ACTION ITEM
The string "Records" appears in some lines of the entries that follow; copy each such line.

DATA SUPPLIED

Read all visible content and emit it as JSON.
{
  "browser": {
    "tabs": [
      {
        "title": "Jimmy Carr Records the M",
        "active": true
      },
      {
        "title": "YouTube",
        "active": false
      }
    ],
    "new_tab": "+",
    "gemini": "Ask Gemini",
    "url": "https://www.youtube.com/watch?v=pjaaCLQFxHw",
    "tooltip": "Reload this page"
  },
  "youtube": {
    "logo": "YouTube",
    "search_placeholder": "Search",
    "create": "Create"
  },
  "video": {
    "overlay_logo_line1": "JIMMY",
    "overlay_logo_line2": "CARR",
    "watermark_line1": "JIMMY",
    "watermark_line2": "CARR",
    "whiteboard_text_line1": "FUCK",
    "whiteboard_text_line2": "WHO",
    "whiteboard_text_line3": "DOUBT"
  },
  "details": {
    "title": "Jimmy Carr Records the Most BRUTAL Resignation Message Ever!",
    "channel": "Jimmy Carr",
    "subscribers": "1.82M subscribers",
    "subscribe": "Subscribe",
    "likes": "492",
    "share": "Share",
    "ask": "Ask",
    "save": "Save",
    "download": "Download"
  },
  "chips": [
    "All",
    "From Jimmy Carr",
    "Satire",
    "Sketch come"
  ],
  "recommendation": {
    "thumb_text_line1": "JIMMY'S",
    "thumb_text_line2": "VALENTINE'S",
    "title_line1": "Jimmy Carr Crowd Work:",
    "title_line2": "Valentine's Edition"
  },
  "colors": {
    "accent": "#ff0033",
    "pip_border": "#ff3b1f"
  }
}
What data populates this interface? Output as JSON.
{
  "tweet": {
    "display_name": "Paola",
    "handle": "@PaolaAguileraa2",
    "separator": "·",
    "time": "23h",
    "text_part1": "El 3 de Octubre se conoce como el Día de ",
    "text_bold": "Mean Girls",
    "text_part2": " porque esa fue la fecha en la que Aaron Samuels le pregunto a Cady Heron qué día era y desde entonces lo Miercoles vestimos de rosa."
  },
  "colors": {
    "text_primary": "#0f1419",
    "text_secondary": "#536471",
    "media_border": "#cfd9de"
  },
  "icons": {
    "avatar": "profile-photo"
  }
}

WRITTEN SOLUTION
        "title": "Jimmy Carr Records the M",
    "title": "Jimmy Carr Records the Most BRUTAL Resignation Message Ever!",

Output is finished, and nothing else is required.